It began some time ago: the Great Freezer Refill. As my eight-week overseas trip grew closer I began squirreling away meals: a portion of lasagna here, a serve of lamb rogan josh there – small enough not to be missed when I cooked in bulk to tide us through the grueling, nose-to-grindstone week ahead. This frozen bounty is for the loved one I’ve left at home, to keep him well fed in my absence.
The trick was not to tap into the stockpile, to pretend it wasn’t there. Even when struck down with a debilitating dose of ‘can’t be arsed to cook’, when all i could really be bothered to do was defrost and reheat and retreat to the couch, I turned my back on that frozen stash and knuckled down to peeling vegetables, dicing onions, splatting cloves of garlic with the back of the blade of my favourite knife, to pureeing tomatoes, casseroling and currying: whatever it took to feed us without diminishing the frozen hoard, indeed even contributing to the stockpile it if i was shrewd enough.

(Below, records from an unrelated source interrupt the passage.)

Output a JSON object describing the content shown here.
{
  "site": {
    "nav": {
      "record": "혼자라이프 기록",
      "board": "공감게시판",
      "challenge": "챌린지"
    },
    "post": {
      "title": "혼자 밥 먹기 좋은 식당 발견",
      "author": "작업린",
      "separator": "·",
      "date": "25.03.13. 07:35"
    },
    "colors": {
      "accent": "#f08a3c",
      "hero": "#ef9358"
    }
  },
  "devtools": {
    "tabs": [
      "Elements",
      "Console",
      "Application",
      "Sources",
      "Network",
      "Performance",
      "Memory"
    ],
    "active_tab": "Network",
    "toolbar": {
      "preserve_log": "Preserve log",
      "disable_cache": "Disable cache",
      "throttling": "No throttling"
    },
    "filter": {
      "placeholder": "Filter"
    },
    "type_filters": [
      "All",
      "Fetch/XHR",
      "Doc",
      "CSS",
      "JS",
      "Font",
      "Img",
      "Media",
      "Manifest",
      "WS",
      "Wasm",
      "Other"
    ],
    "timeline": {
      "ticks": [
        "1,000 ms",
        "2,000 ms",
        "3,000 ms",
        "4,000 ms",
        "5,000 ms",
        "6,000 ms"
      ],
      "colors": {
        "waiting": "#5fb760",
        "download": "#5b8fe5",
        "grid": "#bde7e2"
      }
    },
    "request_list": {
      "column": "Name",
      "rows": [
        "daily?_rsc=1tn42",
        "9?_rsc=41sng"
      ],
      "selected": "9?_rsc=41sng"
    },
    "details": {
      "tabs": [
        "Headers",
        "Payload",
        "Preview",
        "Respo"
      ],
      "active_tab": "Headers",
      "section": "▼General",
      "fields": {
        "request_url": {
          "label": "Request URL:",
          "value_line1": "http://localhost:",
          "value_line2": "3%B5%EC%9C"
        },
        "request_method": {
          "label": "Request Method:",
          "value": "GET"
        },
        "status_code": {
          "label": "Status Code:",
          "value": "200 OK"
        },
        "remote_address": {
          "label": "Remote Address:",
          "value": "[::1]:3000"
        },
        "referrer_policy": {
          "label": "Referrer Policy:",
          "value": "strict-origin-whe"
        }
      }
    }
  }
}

Before i knew it the top drawer of the freezer was over half full with plastic containers, each neatly labelled and bearing single serve portions of some of our favourite meals: spicy lamb kofta, slow-simmered veal ragu, and rich tomato, olive, basil and parsley sauce – with anchovies that melt to nothing but another layer of flavour – and which is stirred sparingly, for its intensity, through a twirl of spaghetti and topped with some shavings of Parmesan cheese.

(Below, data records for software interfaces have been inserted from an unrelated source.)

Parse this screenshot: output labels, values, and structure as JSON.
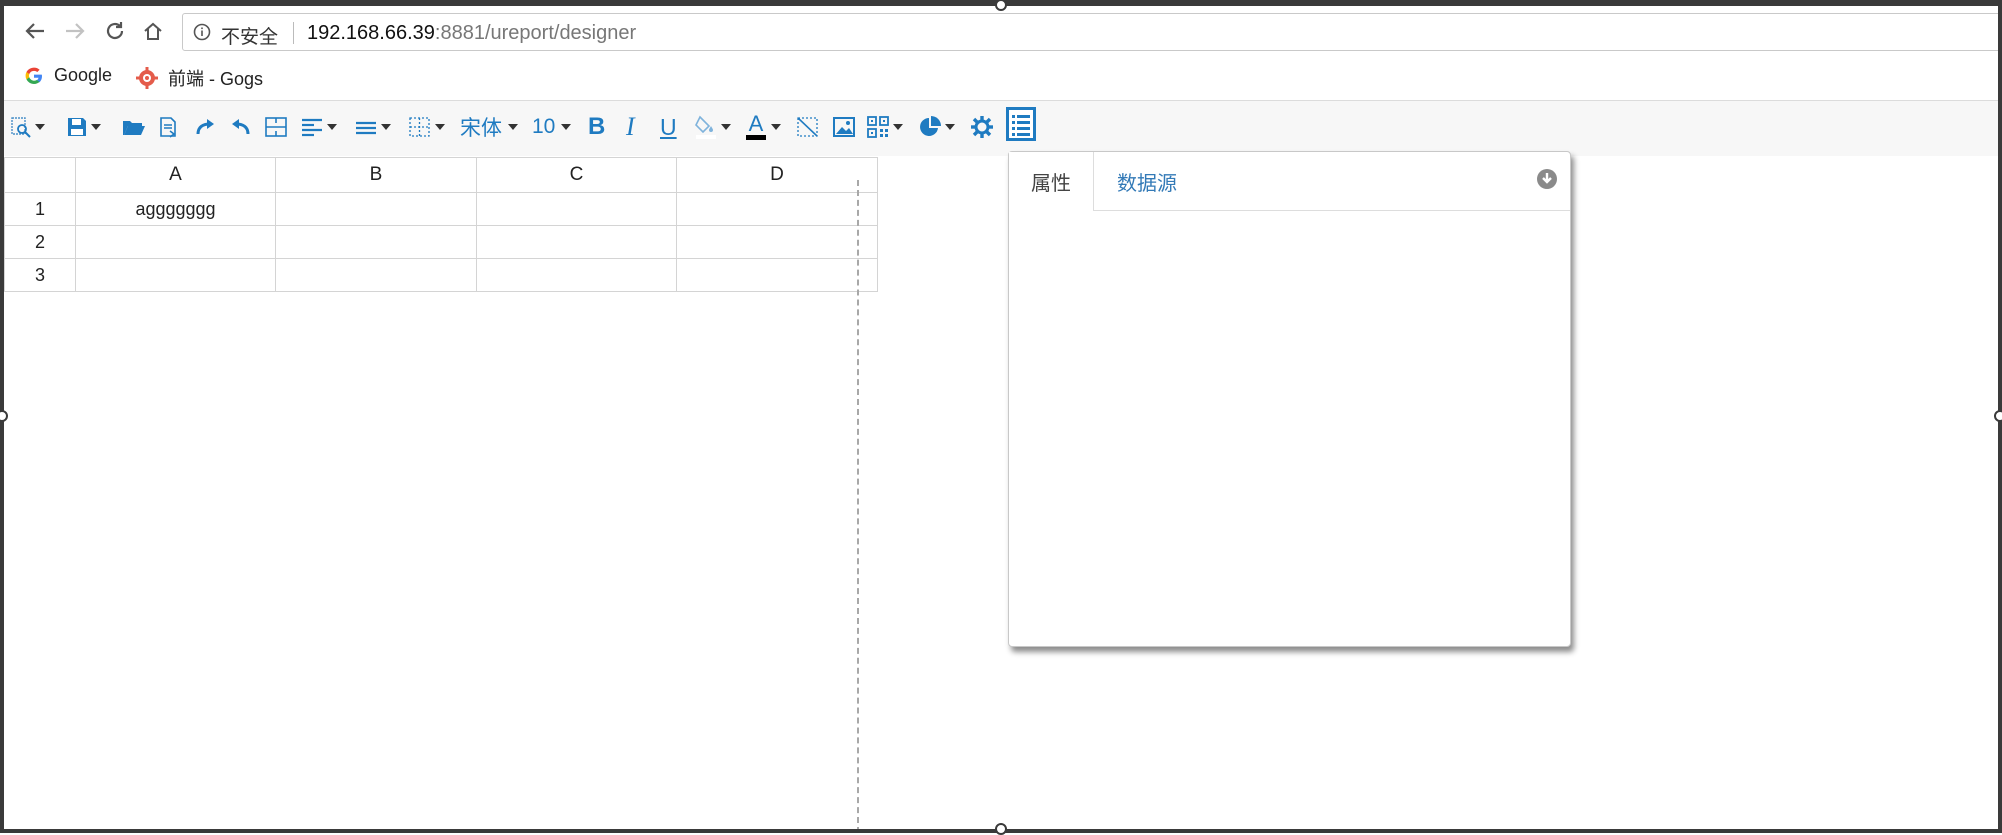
{
  "browser": {
    "security_label": "不安全",
    "url_host": "192.168.66.39",
    "url_rest": ":8881/ureport/designer"
  },
  "bookmarks": [
    {
      "label": "Google",
      "icon": "google-g-icon"
    },
    {
      "label": "前端 - Gogs",
      "icon": "gogs-icon"
    }
  ],
  "toolbar": {
    "font_name": "宋体",
    "font_size": "10",
    "accent_color": "#1f7bc1"
  },
  "sheet": {
    "columns": [
      "A",
      "B",
      "C",
      "D"
    ],
    "rows": [
      {
        "num": "1",
        "cells": [
          "aggggggg",
          "",
          "",
          ""
        ]
      },
      {
        "num": "2",
        "cells": [
          "",
          "",
          "",
          ""
        ]
      },
      {
        "num": "3",
        "cells": [
          "",
          "",
          "",
          ""
        ]
      }
    ]
  },
  "panel": {
    "tabs": [
      "属性",
      "数据源"
    ]
  }
}
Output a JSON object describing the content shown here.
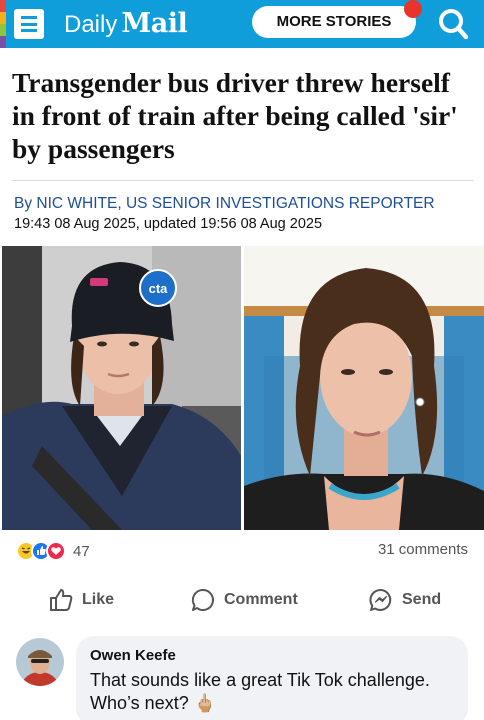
{
  "header": {
    "logo_part1": "Daily",
    "logo_part2": "Mail",
    "more_stories_label": "MORE STORIES",
    "colors": {
      "bar": "#0f9ed9",
      "notification": "#e8342a"
    }
  },
  "article": {
    "headline": "Transgender bus driver threw herself in front of train after being called 'sir' by passengers",
    "byline_prefix": "By",
    "byline_author": "NIC WHITE, US SENIOR INVESTIGATIONS REPORTER",
    "dates": "19:43 08 Aug 2025, updated 19:56 08 Aug 2025",
    "photo_left_badge": "cta"
  },
  "social": {
    "reaction_icons": [
      "haha-icon",
      "like-icon",
      "love-icon"
    ],
    "reaction_count": "47",
    "comments_count": "31 comments",
    "actions": {
      "like": "Like",
      "comment": "Comment",
      "send": "Send"
    }
  },
  "comment": {
    "author": "Owen Keefe",
    "text": "That sounds like a great Tik Tok challenge. Who’s next?",
    "emoji": "🖕🏼"
  }
}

The stockpiling – over about six weeks – was genius, in hindsight. Time was not on my side in the lead up to this trip: there were features to write, deadlines to meet, eight weeks of eating around Europe to plan, accommodation to book, cars to hire, restaurant reservations to make, the plummeting Australian dollar to comprehend, knickers to get in a twist: the usual pre-holiday shenanigans, multiplied by four because of the duration of this particular sojourn.
The stockpiling meant that on the Sunday before my Monday morning flight, half the job was already done. Shattered from writing features and freelance articles, from plotting an extended trip across Europe, booking accommodation, and restaurants, and multiple flights, from sashaying across the internet to find the best deal, monitoring exchange rates, reading guide books and working a full-time job (indeed, some days working two people’s jobs) I pulled myself out of bed and rolled up my pajama sleeves. Within three hours I’d added another nine meals to the freezer, filling it to the point that the drawer won’t open easily once everything has expanded a tad in frozen rigidity.
The upshot is there are 30 homemade meals in the freezer: each carefully labelled and love hearted and sometimes bearing cooking instructions. They’ll comfortably tide my partner over the next five weeks. Then he’ll be on a plane to meet me for a three-week gastronomic splurge in Spain and France. At which point I won’t be doing the cooking.
As I cooked and squirreled away meals for him to eat in my absence, he downloaded maps to my iPad of the European cities I’ll be visiting, as well as guidebooks, and plenty of new music to listen to. My iPad is as well stocked as the freezer.